This afternoon I was singing on Susan Boyle‘s new Christmas Album and wondering about the phrase ‘practice makes perfect’.
It seems that I have inadvertently caused a small commotion in the Susan Boyle Fan Club Forum. In yesterday’s blog post I mused on the whole X Factor/Britain and America’s Got Talent phenomena. The public has now been led to believe that all it takes is to ‘be discovered’ to succeed in the music business. Overnight, my humble little blog (which I only started on June 30th) was catapulted into overdrive when it was posted on the Susan Boyle Forum.
With this knowledge, I must admit to being quite curious and a little bit excited as I set off on the train from Brighton to London to visit Abbey Road Studios once again. When I am asked to sing on a session for an album, the Solo Artist isn’t usually there. We have a pre-recorded orchestra track and often we don’t hear the solo voice in the headphones. There have been some notable exceptions but as it is very expensive for a singer to make a live mistake with a professional choir and/or orchestra in the room, then the usual custom is for the backing to be recorded first, perhaps with a guide vocal and then the final vocals are recorded on top of that.

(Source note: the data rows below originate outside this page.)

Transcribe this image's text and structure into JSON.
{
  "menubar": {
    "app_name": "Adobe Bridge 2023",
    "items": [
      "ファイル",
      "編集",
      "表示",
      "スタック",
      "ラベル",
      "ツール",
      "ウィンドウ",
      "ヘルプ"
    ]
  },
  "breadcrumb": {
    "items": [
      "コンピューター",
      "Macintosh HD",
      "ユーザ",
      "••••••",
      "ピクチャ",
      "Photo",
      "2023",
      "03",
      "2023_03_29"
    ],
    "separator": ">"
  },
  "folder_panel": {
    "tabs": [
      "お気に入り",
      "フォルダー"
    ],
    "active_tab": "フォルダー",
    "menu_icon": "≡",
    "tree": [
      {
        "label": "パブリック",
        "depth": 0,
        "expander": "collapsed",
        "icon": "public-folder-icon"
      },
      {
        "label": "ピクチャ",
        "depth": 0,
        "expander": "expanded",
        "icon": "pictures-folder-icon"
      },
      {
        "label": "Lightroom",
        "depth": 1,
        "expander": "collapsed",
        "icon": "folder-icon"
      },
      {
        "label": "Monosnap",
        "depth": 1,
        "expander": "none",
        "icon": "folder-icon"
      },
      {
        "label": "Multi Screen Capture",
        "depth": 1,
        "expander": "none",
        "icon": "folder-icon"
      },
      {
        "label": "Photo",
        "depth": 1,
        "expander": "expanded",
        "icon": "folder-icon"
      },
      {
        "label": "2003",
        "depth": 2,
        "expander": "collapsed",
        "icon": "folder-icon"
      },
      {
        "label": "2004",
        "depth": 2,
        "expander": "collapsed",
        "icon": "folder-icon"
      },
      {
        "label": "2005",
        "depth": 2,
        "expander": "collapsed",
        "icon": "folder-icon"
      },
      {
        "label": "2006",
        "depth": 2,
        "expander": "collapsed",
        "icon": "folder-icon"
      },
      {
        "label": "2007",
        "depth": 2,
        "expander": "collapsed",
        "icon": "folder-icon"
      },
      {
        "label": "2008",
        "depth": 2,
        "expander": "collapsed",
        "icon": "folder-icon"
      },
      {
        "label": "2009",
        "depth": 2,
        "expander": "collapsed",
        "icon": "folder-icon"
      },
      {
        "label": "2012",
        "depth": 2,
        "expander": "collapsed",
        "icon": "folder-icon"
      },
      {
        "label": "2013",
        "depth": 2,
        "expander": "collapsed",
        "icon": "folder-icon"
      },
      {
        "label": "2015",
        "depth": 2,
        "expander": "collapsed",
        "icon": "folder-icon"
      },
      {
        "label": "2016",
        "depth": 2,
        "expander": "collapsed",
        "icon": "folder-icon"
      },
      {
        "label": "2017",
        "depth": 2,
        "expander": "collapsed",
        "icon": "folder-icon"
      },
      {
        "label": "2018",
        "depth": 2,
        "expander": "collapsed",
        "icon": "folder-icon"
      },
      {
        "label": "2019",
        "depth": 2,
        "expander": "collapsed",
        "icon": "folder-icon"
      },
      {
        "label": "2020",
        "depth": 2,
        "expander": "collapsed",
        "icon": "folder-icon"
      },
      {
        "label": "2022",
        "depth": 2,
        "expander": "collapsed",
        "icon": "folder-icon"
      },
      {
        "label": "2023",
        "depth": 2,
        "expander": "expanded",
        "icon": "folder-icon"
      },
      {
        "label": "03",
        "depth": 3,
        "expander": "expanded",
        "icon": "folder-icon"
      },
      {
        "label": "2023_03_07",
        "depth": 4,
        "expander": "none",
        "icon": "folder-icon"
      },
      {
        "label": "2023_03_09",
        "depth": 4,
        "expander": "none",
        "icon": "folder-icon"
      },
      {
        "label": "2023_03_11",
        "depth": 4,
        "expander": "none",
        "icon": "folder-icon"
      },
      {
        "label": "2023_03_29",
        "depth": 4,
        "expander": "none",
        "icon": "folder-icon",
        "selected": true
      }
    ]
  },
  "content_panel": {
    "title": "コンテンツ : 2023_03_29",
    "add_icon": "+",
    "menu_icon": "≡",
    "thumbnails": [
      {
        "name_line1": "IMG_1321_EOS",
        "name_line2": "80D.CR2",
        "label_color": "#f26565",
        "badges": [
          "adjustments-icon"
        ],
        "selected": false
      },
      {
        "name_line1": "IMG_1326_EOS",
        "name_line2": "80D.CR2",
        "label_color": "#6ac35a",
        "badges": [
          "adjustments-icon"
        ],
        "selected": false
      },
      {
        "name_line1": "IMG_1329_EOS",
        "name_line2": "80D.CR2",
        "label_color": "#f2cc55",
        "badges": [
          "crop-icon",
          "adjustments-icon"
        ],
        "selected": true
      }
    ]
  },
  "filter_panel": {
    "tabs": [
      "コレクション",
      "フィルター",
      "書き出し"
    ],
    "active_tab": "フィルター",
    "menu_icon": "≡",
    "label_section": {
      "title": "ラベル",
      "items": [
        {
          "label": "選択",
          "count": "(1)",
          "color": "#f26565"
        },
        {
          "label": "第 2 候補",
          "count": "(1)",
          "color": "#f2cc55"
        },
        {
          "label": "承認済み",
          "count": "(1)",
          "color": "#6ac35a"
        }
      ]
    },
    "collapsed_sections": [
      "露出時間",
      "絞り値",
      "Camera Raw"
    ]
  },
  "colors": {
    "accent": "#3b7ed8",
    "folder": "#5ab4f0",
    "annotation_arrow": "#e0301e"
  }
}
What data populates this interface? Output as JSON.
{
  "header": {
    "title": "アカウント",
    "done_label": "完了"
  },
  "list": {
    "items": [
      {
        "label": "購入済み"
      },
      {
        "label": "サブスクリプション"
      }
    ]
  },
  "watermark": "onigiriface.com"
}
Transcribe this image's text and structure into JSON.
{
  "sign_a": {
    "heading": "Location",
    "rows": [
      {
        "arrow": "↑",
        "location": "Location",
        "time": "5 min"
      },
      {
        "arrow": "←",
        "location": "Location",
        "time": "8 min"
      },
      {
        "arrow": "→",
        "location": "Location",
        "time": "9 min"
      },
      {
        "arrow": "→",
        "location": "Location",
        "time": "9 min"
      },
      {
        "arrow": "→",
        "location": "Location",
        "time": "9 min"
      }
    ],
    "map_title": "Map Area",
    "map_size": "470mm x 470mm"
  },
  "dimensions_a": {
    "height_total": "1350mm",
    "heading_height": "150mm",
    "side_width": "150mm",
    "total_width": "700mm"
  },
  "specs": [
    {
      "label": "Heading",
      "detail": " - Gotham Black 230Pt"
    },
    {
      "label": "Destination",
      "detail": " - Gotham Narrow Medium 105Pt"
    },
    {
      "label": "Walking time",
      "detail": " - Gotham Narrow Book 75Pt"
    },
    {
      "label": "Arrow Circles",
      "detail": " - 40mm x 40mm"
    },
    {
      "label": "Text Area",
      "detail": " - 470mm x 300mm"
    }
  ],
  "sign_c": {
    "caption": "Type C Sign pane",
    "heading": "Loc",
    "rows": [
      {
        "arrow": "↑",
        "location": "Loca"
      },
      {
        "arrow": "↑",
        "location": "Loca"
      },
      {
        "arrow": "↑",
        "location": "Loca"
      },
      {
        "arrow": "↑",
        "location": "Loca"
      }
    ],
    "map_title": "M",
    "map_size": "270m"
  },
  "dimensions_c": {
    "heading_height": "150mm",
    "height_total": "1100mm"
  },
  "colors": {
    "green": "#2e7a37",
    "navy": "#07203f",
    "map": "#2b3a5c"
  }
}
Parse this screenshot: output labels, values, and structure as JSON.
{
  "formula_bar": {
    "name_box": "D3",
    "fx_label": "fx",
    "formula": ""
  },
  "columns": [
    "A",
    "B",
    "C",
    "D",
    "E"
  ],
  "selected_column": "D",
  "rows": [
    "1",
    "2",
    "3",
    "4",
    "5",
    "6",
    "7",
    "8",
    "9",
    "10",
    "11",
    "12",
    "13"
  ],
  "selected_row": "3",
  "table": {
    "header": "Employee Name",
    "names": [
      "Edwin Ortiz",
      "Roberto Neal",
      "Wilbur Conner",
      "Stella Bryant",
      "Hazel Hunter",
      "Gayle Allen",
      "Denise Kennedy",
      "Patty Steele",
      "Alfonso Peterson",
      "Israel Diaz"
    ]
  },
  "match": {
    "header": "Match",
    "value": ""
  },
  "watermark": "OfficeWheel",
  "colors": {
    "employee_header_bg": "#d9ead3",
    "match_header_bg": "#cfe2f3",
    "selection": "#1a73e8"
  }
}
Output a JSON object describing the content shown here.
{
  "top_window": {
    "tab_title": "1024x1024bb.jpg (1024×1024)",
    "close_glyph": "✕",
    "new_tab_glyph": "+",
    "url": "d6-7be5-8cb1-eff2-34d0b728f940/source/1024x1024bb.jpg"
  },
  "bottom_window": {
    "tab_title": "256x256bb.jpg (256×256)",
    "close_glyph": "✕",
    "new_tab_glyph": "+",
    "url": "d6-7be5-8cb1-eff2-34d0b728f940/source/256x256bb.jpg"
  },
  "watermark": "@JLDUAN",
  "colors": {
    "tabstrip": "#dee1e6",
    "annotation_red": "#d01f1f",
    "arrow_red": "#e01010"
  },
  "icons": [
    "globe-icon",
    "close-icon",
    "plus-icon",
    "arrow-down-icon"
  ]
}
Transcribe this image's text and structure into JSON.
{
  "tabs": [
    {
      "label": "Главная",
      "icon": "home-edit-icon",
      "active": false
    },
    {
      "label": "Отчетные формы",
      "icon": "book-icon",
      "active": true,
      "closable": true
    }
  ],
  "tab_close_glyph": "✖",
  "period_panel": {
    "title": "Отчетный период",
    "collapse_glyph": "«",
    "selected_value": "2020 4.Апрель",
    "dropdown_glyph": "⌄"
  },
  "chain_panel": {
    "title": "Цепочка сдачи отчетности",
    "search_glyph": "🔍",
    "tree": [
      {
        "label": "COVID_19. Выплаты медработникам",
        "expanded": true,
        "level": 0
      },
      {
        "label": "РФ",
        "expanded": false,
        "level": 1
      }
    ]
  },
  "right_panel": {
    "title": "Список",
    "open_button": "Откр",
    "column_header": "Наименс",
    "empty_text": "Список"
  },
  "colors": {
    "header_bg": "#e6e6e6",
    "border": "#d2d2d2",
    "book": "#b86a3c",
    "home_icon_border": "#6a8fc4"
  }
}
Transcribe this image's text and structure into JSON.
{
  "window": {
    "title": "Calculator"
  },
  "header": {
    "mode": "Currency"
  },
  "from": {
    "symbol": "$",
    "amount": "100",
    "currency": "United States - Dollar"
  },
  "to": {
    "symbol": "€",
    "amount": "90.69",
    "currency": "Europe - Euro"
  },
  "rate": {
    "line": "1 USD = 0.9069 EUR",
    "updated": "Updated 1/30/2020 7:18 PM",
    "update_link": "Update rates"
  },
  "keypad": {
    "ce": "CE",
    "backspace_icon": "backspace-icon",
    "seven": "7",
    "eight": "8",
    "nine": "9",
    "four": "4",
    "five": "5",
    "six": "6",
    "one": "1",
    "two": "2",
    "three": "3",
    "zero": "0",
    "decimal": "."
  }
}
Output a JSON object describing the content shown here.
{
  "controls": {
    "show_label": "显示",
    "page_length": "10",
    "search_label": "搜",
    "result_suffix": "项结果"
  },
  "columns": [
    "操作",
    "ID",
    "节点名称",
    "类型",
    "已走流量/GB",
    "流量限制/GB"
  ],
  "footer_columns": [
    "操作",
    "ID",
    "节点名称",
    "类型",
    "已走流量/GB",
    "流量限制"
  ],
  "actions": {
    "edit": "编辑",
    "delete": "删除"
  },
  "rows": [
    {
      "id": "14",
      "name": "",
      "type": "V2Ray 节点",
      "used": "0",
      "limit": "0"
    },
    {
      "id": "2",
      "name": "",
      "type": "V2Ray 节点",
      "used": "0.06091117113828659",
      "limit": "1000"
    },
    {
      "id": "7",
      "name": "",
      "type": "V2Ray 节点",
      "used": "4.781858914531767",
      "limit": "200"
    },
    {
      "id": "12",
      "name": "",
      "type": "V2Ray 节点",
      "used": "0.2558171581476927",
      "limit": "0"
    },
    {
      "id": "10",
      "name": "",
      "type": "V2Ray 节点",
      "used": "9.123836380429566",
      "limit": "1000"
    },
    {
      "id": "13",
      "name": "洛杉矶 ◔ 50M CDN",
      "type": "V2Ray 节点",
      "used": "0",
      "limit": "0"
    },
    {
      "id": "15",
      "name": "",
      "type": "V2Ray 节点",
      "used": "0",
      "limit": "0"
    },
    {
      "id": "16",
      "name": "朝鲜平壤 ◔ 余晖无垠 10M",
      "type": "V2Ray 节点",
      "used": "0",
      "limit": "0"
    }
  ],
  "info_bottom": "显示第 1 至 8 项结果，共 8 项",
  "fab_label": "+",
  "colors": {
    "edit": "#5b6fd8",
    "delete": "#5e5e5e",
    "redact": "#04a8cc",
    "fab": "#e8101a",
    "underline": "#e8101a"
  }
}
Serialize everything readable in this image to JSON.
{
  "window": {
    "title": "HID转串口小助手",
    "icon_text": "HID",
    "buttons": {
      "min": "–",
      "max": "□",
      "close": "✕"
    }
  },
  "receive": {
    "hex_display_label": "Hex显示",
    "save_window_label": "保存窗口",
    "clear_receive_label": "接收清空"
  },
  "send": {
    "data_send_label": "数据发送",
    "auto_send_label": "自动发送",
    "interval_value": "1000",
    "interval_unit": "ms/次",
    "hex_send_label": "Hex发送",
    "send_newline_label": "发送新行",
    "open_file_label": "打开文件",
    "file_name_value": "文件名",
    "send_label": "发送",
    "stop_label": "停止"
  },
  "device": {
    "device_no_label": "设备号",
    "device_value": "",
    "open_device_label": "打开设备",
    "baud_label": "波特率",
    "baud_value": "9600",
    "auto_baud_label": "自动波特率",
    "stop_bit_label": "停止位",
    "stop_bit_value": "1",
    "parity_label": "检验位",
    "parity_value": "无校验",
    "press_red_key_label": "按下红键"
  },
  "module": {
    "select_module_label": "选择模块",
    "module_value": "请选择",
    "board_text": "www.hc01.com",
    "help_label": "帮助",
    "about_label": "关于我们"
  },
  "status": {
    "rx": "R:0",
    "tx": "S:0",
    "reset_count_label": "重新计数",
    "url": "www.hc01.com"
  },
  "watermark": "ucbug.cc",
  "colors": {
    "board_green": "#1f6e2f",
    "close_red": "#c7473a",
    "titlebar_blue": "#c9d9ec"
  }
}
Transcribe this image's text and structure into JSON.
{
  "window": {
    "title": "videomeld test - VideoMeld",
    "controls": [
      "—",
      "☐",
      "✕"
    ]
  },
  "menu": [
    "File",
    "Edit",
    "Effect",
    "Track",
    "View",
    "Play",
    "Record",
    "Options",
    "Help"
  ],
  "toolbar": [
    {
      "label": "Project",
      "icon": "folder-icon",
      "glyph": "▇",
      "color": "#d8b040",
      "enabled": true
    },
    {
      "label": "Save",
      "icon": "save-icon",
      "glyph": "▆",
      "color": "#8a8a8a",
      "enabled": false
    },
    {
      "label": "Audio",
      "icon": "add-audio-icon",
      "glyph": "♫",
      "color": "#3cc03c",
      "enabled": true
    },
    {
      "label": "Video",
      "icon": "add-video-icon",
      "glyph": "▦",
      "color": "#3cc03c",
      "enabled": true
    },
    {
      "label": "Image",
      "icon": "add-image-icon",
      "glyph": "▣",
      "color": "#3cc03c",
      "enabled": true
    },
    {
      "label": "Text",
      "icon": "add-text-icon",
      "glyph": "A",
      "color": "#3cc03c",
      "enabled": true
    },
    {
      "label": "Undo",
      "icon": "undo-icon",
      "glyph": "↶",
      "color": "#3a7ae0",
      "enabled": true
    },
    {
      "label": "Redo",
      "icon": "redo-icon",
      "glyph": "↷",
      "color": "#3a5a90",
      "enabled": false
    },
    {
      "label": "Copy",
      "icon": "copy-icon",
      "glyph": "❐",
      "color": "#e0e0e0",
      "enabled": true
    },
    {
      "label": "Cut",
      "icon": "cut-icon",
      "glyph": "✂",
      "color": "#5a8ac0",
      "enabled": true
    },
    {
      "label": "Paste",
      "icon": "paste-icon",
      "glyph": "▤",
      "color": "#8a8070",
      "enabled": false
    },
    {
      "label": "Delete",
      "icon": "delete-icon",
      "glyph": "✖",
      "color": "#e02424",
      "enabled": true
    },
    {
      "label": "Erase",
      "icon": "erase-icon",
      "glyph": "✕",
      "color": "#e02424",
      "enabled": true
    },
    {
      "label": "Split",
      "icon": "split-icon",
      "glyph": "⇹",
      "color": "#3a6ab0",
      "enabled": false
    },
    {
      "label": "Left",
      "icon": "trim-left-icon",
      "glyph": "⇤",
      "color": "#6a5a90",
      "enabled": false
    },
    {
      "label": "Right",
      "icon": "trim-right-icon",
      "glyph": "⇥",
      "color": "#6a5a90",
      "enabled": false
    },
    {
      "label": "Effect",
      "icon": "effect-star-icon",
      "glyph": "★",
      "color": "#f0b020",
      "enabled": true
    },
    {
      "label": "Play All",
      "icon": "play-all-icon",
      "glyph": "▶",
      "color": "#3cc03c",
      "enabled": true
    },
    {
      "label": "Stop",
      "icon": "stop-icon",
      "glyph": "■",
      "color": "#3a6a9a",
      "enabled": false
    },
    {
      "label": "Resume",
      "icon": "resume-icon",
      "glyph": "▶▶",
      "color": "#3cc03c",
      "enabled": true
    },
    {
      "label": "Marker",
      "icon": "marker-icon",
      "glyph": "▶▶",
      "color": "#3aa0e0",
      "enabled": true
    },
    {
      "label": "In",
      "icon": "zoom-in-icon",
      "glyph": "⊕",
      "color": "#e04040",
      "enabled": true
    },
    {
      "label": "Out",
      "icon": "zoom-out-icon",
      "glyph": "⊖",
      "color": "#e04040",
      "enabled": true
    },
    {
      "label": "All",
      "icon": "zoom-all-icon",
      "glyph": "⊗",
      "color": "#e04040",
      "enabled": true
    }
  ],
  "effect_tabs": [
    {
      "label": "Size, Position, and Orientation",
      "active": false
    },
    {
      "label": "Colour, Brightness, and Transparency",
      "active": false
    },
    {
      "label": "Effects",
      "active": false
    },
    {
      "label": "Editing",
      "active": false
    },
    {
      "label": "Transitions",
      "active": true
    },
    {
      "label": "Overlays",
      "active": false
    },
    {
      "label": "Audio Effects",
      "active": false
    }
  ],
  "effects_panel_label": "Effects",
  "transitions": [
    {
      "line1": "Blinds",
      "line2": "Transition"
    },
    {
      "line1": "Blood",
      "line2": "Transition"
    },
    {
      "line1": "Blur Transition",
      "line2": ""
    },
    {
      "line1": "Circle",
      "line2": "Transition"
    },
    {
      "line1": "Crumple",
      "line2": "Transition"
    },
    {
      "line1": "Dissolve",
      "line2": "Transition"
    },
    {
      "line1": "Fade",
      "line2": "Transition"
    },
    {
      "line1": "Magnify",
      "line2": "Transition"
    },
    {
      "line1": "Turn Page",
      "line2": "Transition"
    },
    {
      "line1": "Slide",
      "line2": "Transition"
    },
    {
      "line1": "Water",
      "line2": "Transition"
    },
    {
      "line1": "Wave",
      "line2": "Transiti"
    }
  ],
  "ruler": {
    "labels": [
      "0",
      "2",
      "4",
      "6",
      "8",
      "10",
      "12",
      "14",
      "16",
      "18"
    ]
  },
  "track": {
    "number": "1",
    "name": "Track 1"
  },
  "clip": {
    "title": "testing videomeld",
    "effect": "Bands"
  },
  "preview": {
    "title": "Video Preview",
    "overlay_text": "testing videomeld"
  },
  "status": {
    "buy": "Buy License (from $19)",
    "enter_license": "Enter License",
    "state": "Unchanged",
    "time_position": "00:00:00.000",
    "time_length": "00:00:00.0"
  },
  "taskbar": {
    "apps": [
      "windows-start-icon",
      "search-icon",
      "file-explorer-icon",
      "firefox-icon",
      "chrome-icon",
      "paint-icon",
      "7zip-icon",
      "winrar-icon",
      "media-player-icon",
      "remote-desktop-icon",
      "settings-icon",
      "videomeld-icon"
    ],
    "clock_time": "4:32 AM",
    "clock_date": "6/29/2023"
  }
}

Three singers have recorded live with choir and orchestra during my time in the music business. Renee Fleming, Björk and Tony Bennett. All three made the hairs on the back of my neck stand up and truly, I would have sung for nothing on those days, just to experience the thrill and danger of artists performing absolutely at the top of their game – all three in completely different genres of music.
Today’s session was run in the usual manner that albums are recorded these days. The choir was Metro Voices and it was an excellent team of singers chosen by Jenny O’Grady (the fixer).
The arranger was the legendary Dave Arch, best known at the moment as the Band Leader and Arranger for BBC’s Strictly Come Dancing. He is a highly respected musician within the industry and when he came out of the control room and took the podium we knew the session would be very efficient and fast. There were three tracks for us to sing on and one in particular had some rhythms that were tricky to notate. Dave asked the choir to sit and listen to Susan’s version so we could match her phrasing. (This is quite unusual).
One day whilst doing the ironing (ah the glamour!), I was listening to the radio and Susan’s recording of Wild Horses came on the air. I stopped doing what I was doing and really listened – wondering who the singer was – I was amazed when the announcer said it was from Susan Boyle’s new CD. I thought at the time “thank heavens she was produced by somebody who could bring out the very best assets in her singing – her honesty and sincerity.”
Today as we listened it was clear that Susan’s voice had been expertly recorded and the producer had obviously encouraged her to sing in a very intimate manner which sounded lovely. To be honest after Susan’s first audition, I didn’t think we heard the best of her singing on Britain’s Got Talent. The production team pushed her to do the ‘big’ numbers. I suspect that’s why, against all predictions, she didn’t win the final. Millions of people disagreed with me though and became her very loyal fans.
When the session was over (the whole thing only took an hour and a half and the choir happily adjourned to the Abbey Road bar), I switched on my phone and checked my email. I was really shocked to find quite a nasty comment waiting for my approval on my previous blog post.
I have approved it for public view because without knowing it, the author highlighted the perils of this industry. She said “I certainly hope that Simon Cowell gets wind of this blog. I don’t think it’ll be too difficult for him to replace Heather.
In fact, I think I’ll send it on to Sony!” Fortunately for me, Mr Cowell was too busy today to worry about my little blog comments and I wasn’t barred from the Abbey Road front door.
The truth is, despite 22 years of experience as a professional singer, who has worked as soloist throughout the world with musicians from Steve Reich to Sir John Eliot Gardiner – it seems all of this can mean nothing. Musicians can all be replaced at the whim of those in charge. When I got home I was grateful to see a positive comment from another forum member who finished with “I hope this is a good experience for you and that you make money from it.”
I am writing this blog/diary because many people have commented that, after I’ve reeled off yet another musical anecdote in the bar after a concert, I had some stories that people might be interested in – we’ll see.
Susan has a wonderful talent and it’s amazing what she’s achieved in just over a year in record sales and popularity. The real truth is – the reason she will have a great Christmas album, apart from her voice, is that her ‘overnight success’ has afforded her the gift of recording at Abbey Road Studios – with all their fantastic engineers, a top class arranger and an excellent producer. Most of all, she has the best musicians and singers in the business to support her voice. They have practiced their craft for years, beaten off stiff competition to get a place in a Conservatoire, studied for at least four years and then been selected from hundreds of hopefuls to work their way up to the top of the music industry. Every day they practice and practice to make themselves better at what they do. Today they are willing and grateful to turn up to Abbey Road and sign away their rights and skills for the union rate of £113.40 for a three hour session.
Well they do say that practice makes perfect…….